## [Task to carry out]
The answer must be an exact copy of the entries below, with no images in it.

***** Dataset entries *****

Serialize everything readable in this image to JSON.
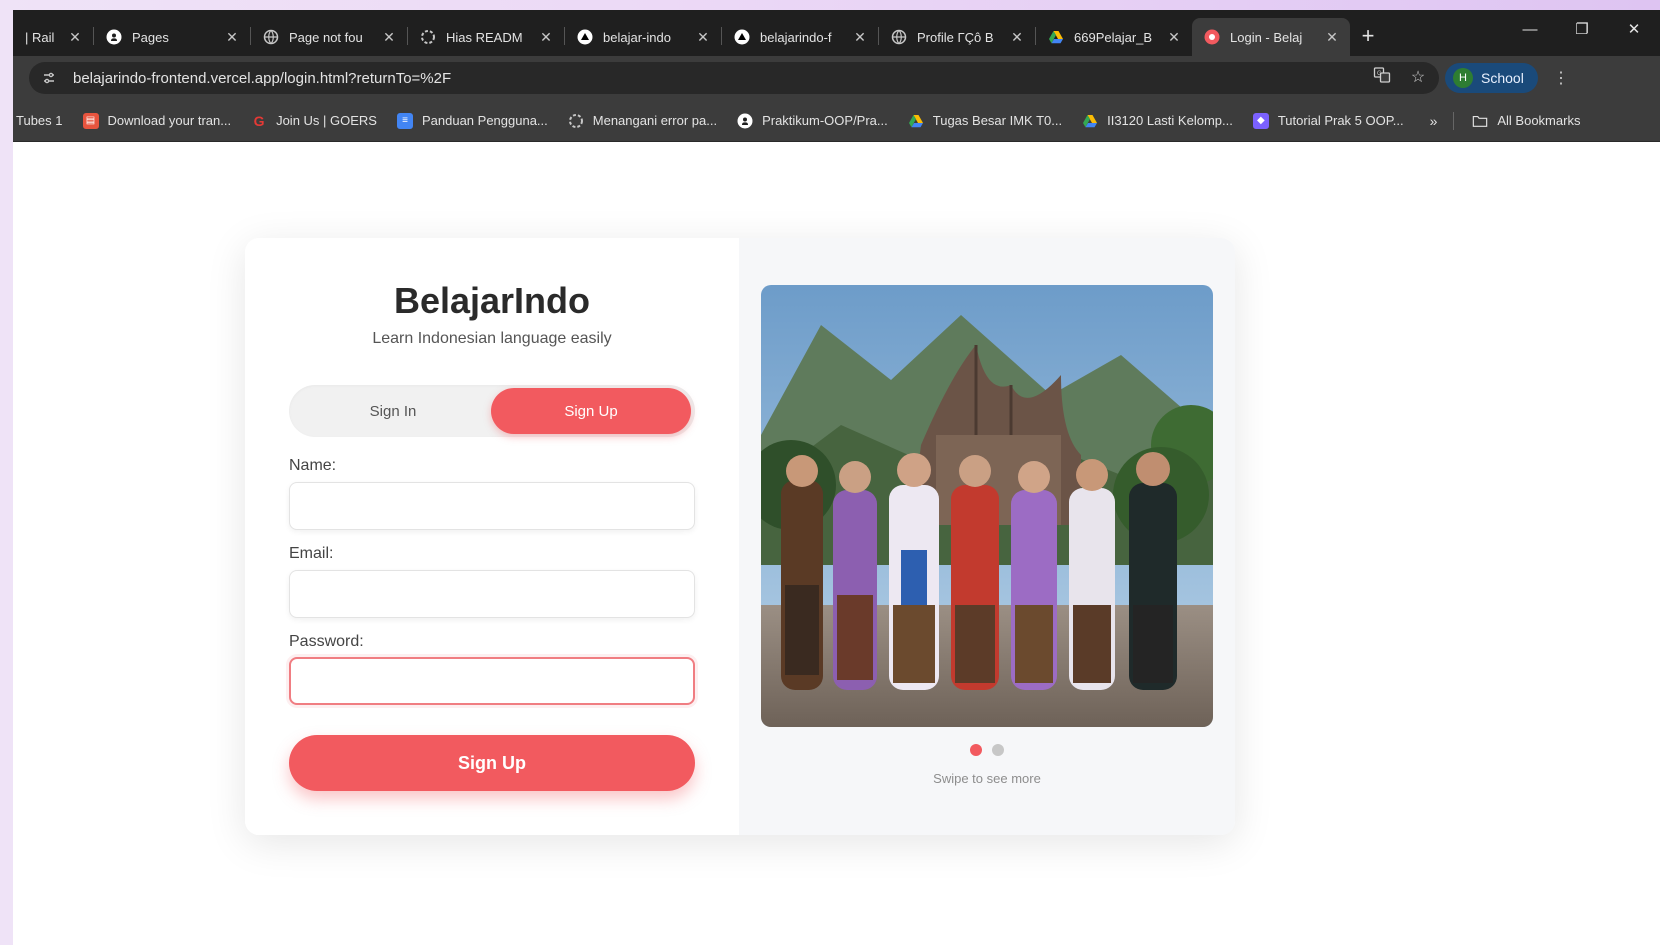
{
  "browser": {
    "tabs": [
      {
        "label": "| Rail",
        "favicon": "rails-icon",
        "color": "#8a8a8a"
      },
      {
        "label": "Pages",
        "favicon": "github-icon",
        "color": "#ffffff"
      },
      {
        "label": "Page not fou",
        "favicon": "globe-icon",
        "color": "#9e9e9e"
      },
      {
        "label": "Hias READM",
        "favicon": "openai-icon",
        "color": "#9e9e9e"
      },
      {
        "label": "belajar-indo",
        "favicon": "vercel-icon",
        "color": "#ffffff"
      },
      {
        "label": "belajarindo-f",
        "favicon": "vercel-icon",
        "color": "#ffffff"
      },
      {
        "label": "Profile ΓÇô B",
        "favicon": "globe-icon",
        "color": "#9e9e9e"
      },
      {
        "label": "669Pelajar_B",
        "favicon": "drive-icon",
        "color": "#34a853"
      },
      {
        "label": "Login - Belaj",
        "favicon": "belajarindo-icon",
        "color": "#f25a5f",
        "active": true
      }
    ],
    "url": "belajarindo-frontend.vercel.app/login.html?returnTo=%2F",
    "profile": {
      "initial": "H",
      "label": "School"
    },
    "bookmarks": [
      {
        "label": "Tubes 1",
        "icon": "",
        "color": ""
      },
      {
        "label": "Download your tran...",
        "icon": "document-icon",
        "color": "#e8543e"
      },
      {
        "label": "Join Us | GOERS",
        "icon": "goers-icon",
        "color": "#e53935"
      },
      {
        "label": "Panduan Pengguna...",
        "icon": "docs-icon",
        "color": "#4285f4"
      },
      {
        "label": "Menangani error pa...",
        "icon": "openai-icon",
        "color": "#9e9e9e"
      },
      {
        "label": "Praktikum-OOP/Pra...",
        "icon": "github-icon",
        "color": "#ffffff"
      },
      {
        "label": "Tugas Besar IMK T0...",
        "icon": "drive-icon",
        "color": "#fbbc04"
      },
      {
        "label": "II3120 Lasti Kelomp...",
        "icon": "drive-icon",
        "color": "#fbbc04"
      },
      {
        "label": "Tutorial Prak 5 OOP...",
        "icon": "shield-icon",
        "color": "#7b61ff"
      }
    ],
    "bookmarks_more": "»",
    "all_bookmarks": "All Bookmarks"
  },
  "auth": {
    "brand": "BelajarIndo",
    "tagline": "Learn Indonesian language easily",
    "toggle": {
      "signin": "Sign In",
      "signup": "Sign Up",
      "active": "signup"
    },
    "fields": {
      "name_label": "Name:",
      "name_value": "",
      "email_label": "Email:",
      "email_value": "",
      "password_label": "Password:",
      "password_value": ""
    },
    "submit": "Sign Up"
  },
  "carousel": {
    "dots": 2,
    "active_index": 0,
    "hint": "Swipe to see more"
  },
  "colors": {
    "accent": "#f25a5f"
  }
}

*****

## [Response area]
Serialize everything readable in this image to JSON.
{
  "browser": {
    "tabs": [
      {
        "label": "| Rail",
        "favicon": "rails-icon",
        "color": "#8a8a8a"
      },
      {
        "label": "Pages",
        "favicon": "github-icon",
        "color": "#ffffff"
      },
      {
        "label": "Page not fou",
        "favicon": "globe-icon",
        "color": "#9e9e9e"
      },
      {
        "label": "Hias READM",
        "favicon": "openai-icon",
        "color": "#9e9e9e"
      },
      {
        "label": "belajar-indo",
        "favicon": "vercel-icon",
        "color": "#ffffff"
      },
      {
        "label": "belajarindo-f",
        "favicon": "vercel-icon",
        "color": "#ffffff"
      },
      {
        "label": "Profile ΓÇô B",
        "favicon": "globe-icon",
        "color": "#9e9e9e"
      },
      {
        "label": "669Pelajar_B",
        "favicon": "drive-icon",
        "color": "#34a853"
      },
      {
        "label": "Login - Belaj",
        "favicon": "belajarindo-icon",
        "color": "#f25a5f",
        "active": true
      }
    ],
    "url": "belajarindo-frontend.vercel.app/login.html?returnTo=%2F",
    "profile": {
      "initial": "H",
      "label": "School"
    },
    "bookmarks": [
      {
        "label": "Tubes 1",
        "icon": "",
        "color": ""
      },
      {
        "label": "Download your tran...",
        "icon": "document-icon",
        "color": "#e8543e"
      },
      {
        "label": "Join Us | GOERS",
        "icon": "goers-icon",
        "color": "#e53935"
      },
      {
        "label": "Panduan Pengguna...",
        "icon": "docs-icon",
        "color": "#4285f4"
      },
      {
        "label": "Menangani error pa...",
        "icon": "openai-icon",
        "color": "#9e9e9e"
      },
      {
        "label": "Praktikum-OOP/Pra...",
        "icon": "github-icon",
        "color": "#ffffff"
      },
      {
        "label": "Tugas Besar IMK T0...",
        "icon": "drive-icon",
        "color": "#fbbc04"
      },
      {
        "label": "II3120 Lasti Kelomp...",
        "icon": "drive-icon",
        "color": "#fbbc04"
      },
      {
        "label": "Tutorial Prak 5 OOP...",
        "icon": "shield-icon",
        "color": "#7b61ff"
      }
    ],
    "bookmarks_more": "»",
    "all_bookmarks": "All Bookmarks"
  },
  "auth": {
    "brand": "BelajarIndo",
    "tagline": "Learn Indonesian language easily",
    "toggle": {
      "signin": "Sign In",
      "signup": "Sign Up",
      "active": "signup"
    },
    "fields": {
      "name_label": "Name:",
      "name_value": "",
      "email_label": "Email:",
      "email_value": "",
      "password_label": "Password:",
      "password_value": ""
    },
    "submit": "Sign Up"
  },
  "carousel": {
    "dots": 2,
    "active_index": 0,
    "hint": "Swipe to see more"
  },
  "colors": {
    "accent": "#f25a5f"
  }
}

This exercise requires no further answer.